And then the episode ended. I didn't get to find out whether the one friend was okay or vehicular manslaughtered or what. It was the most exciting thing that had happened for 10 episodes, and I was going to have to continue my Netflix binge (or originally, tune in next week) to find out what happened.
And that's when it dawned on me. Weekly episodes, soap operas, cliff hangers. Serialization. I've been approaching this whole Wattpad business all wrong. It's just stories I'm posting, it's not just a novel. It's a serialization.
|Public domain: United States|
But until now, I'd been thinking 18th, 19th century serialization.

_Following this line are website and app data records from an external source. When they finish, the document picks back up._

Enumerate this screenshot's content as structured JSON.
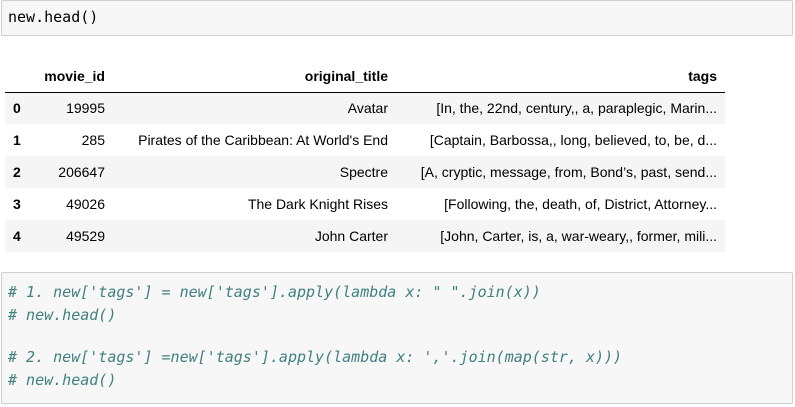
{
  "cells": {
    "top_code": "new.head()",
    "bottom_code": [
      "# 1. new['tags'] = new['tags'].apply(lambda x: \" \".join(x))",
      "# new.head()",
      "",
      "# 2. new['tags'] =new['tags'].apply(lambda x: ','.join(map(str, x)))",
      "# new.head()"
    ]
  },
  "table": {
    "columns": [
      "",
      "movie_id",
      "original_title",
      "tags"
    ],
    "rows": [
      {
        "index": "0",
        "movie_id": "19995",
        "original_title": "Avatar",
        "tags": "[In, the, 22nd, century,, a, paraplegic, Marin..."
      },
      {
        "index": "1",
        "movie_id": "285",
        "original_title": "Pirates of the Caribbean: At World's End",
        "tags": "[Captain, Barbossa,, long, believed, to, be, d..."
      },
      {
        "index": "2",
        "movie_id": "206647",
        "original_title": "Spectre",
        "tags": "[A, cryptic, message, from, Bond’s, past, send..."
      },
      {
        "index": "3",
        "movie_id": "49026",
        "original_title": "The Dark Knight Rises",
        "tags": "[Following, the, death, of, District, Attorney..."
      },
      {
        "index": "4",
        "movie_id": "49529",
        "original_title": "John Carter",
        "tags": "[John, Carter, is, a, war-weary,, former, mili..."
      }
    ]
  },
  "colors": {
    "cell_background": "#f7f7f7",
    "cell_border": "#cfcfcf",
    "comment_text": "#408080",
    "row_stripe": "#f5f5f5"
  }
}
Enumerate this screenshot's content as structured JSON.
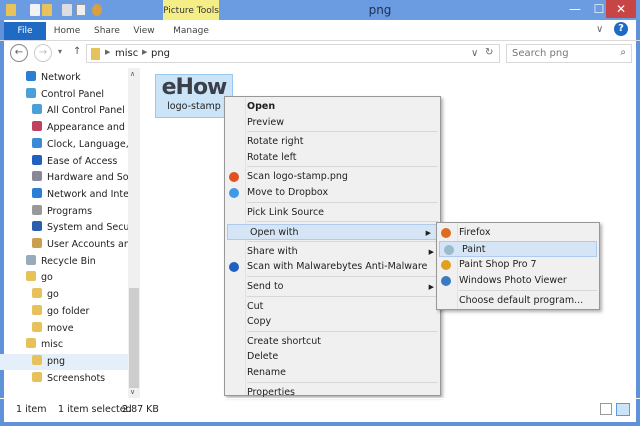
{
  "window": {
    "title": "png",
    "context_tab": "Picture Tools",
    "minimize": "—",
    "maximize": "☐",
    "close": "✕"
  },
  "ribbon": {
    "tabs": [
      "File",
      "Home",
      "Share",
      "View",
      "Manage"
    ],
    "expand": "∨",
    "help": "?"
  },
  "address": {
    "path": [
      "misc",
      "png"
    ],
    "search_placeholder": "Search png",
    "back": "←",
    "forward": "→",
    "up": "↑",
    "recent": "▾",
    "refresh": "↻",
    "dropdown": "∨",
    "search_icon": "⌕"
  },
  "sidebar": {
    "items": [
      {
        "label": "Network",
        "icon": "network-icon",
        "indent": 1
      },
      {
        "label": "Control Panel",
        "icon": "control-panel-icon",
        "indent": 1
      },
      {
        "label": "All Control Panel Items",
        "icon": "control-panel-icon",
        "indent": 2
      },
      {
        "label": "Appearance and Personalization",
        "icon": "appearance-icon",
        "indent": 2
      },
      {
        "label": "Clock, Language, and Region",
        "icon": "clock-icon",
        "indent": 2
      },
      {
        "label": "Ease of Access",
        "icon": "ease-icon",
        "indent": 2
      },
      {
        "label": "Hardware and Sound",
        "icon": "hardware-icon",
        "indent": 2
      },
      {
        "label": "Network and Internet",
        "icon": "network-icon",
        "indent": 2
      },
      {
        "label": "Programs",
        "icon": "programs-icon",
        "indent": 2
      },
      {
        "label": "System and Security",
        "icon": "system-icon",
        "indent": 2
      },
      {
        "label": "User Accounts and Family Safety",
        "icon": "users-icon",
        "indent": 2
      },
      {
        "label": "Recycle Bin",
        "icon": "recycle-bin-icon",
        "indent": 1
      },
      {
        "label": "go",
        "icon": "folder-icon",
        "indent": 1
      },
      {
        "label": "go",
        "icon": "folder-icon",
        "indent": 2
      },
      {
        "label": "go folder",
        "icon": "folder-icon",
        "indent": 2
      },
      {
        "label": "move",
        "icon": "folder-icon",
        "indent": 2
      },
      {
        "label": "misc",
        "icon": "folder-icon",
        "indent": 1
      },
      {
        "label": "png",
        "icon": "folder-icon",
        "indent": 2,
        "selected": true
      },
      {
        "label": "Screenshots",
        "icon": "folder-icon",
        "indent": 2
      }
    ]
  },
  "file": {
    "name": "logo-stamp",
    "thumb_text": "eHow"
  },
  "context_menu": {
    "items": [
      {
        "label": "Open",
        "bold": true
      },
      {
        "label": "Preview"
      },
      {
        "sep": true
      },
      {
        "label": "Rotate right"
      },
      {
        "label": "Rotate left"
      },
      {
        "sep": true
      },
      {
        "label": "Scan logo-stamp.png",
        "icon": "scan-icon"
      },
      {
        "label": "Move to Dropbox",
        "icon": "dropbox-icon"
      },
      {
        "sep": true
      },
      {
        "label": "Pick Link Source"
      },
      {
        "sep": true
      },
      {
        "label": "Open with",
        "submenu": true,
        "highlighted": true
      },
      {
        "sep": true
      },
      {
        "label": "Share with",
        "submenu": true
      },
      {
        "label": "Scan with Malwarebytes Anti-Malware",
        "icon": "malwarebytes-icon"
      },
      {
        "sep": true
      },
      {
        "label": "Send to",
        "submenu": true
      },
      {
        "sep": true
      },
      {
        "label": "Cut"
      },
      {
        "label": "Copy"
      },
      {
        "sep": true
      },
      {
        "label": "Create shortcut"
      },
      {
        "label": "Delete"
      },
      {
        "label": "Rename"
      },
      {
        "sep": true
      },
      {
        "label": "Properties"
      }
    ]
  },
  "submenu": {
    "items": [
      {
        "label": "Firefox",
        "icon": "firefox-icon"
      },
      {
        "label": "Paint",
        "icon": "paint-icon",
        "highlighted": true
      },
      {
        "label": "Paint Shop Pro 7",
        "icon": "paint-shop-pro-icon"
      },
      {
        "label": "Windows Photo Viewer",
        "icon": "photo-viewer-icon"
      },
      {
        "sep": true
      },
      {
        "label": "Choose default program..."
      }
    ]
  },
  "status": {
    "count": "1 item",
    "selected": "1 item selected",
    "size": "2.87 KB"
  },
  "colors": {
    "accent": "#1e6ac4",
    "titlebar": "#6b9be0",
    "close": "#c74545",
    "highlight": "#d6e5f5"
  }
}
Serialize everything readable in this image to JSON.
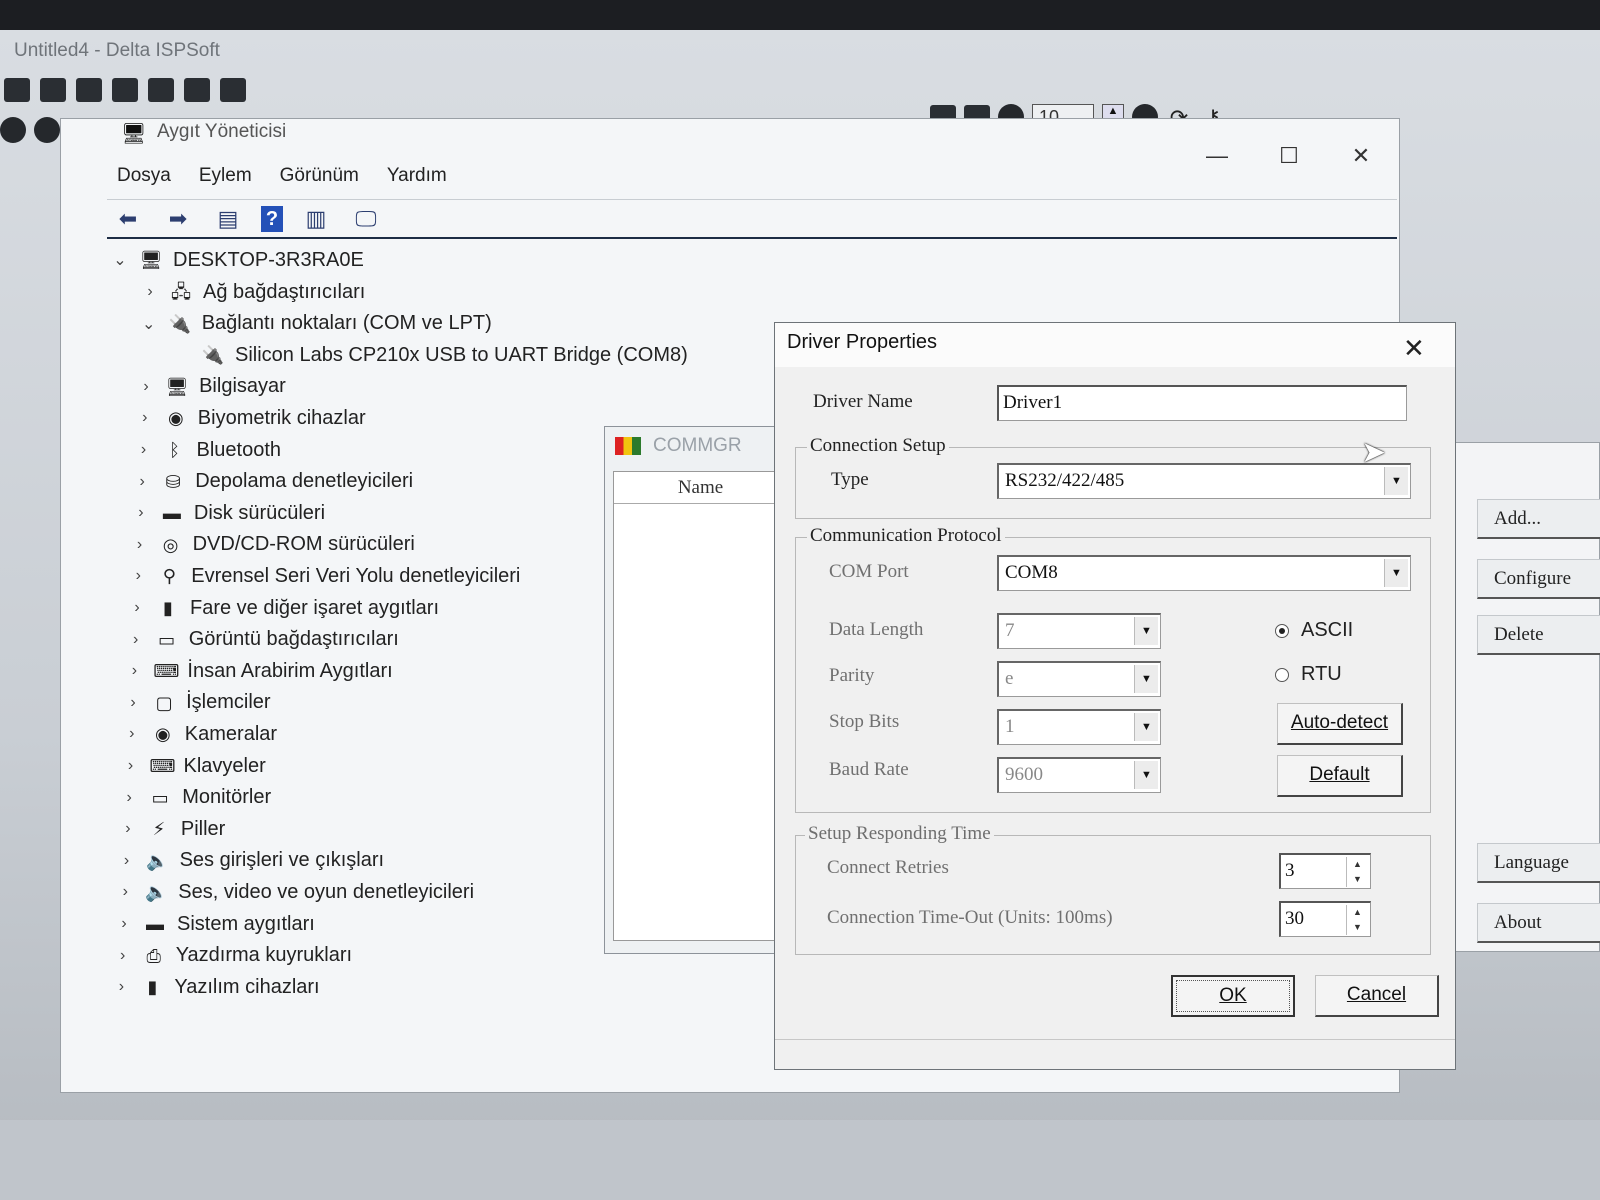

I'd been thinking about Charles Dickens or Mark Twain or any other author who, back in the day when those things were popular, would publish stories in weekly newspaper columns. But the thing about it is this: those stories now exist as whole novels. And to read them, it isn't always obvious where the natural stopping points for each weekly episode would be (or maybe it is and I'm just a bit thick). It isn't obvious how the writers kept their readers coming back for more week after week. But in many serialized TV dramas (as opposed to episodic ones like I dunno, House, that have a formula and repeat it with slight differences ad nauseam), it is obvious. The ongoing story is punctuated by high drama moments that don't give all the answers away until you tune in next week.
It's so simple, but it seems like for me my insights always are. I walk around in a fog for weeks on end trying to figure out how to figure out an intractable problem. And then suddenly the last little piece falls into place and everything is crystal clear.
At least until the next problem presents itself.
I could go on about how one of the most challenging and unexpectedly pleasurable parts of writing fiction is the constant problem solving. But instead I'll just say that it seemed to work. Pretty Little Liars actually did give me an insight. Not the one I was looking for, but one that is far more productive and can be applied to any story really. I've had the advice before: don't end your chapters on a boring note: don't wrap everything up neatly and move on to the next scene. But as much as I've intellectualized it, I've never realized it -- never felt it as thoroughly as I do now.
So it's to my desk now! To rework all sorts of material that I've already written or have yet to write. Hooray! I feel reinvigorated and ready to work work work! :)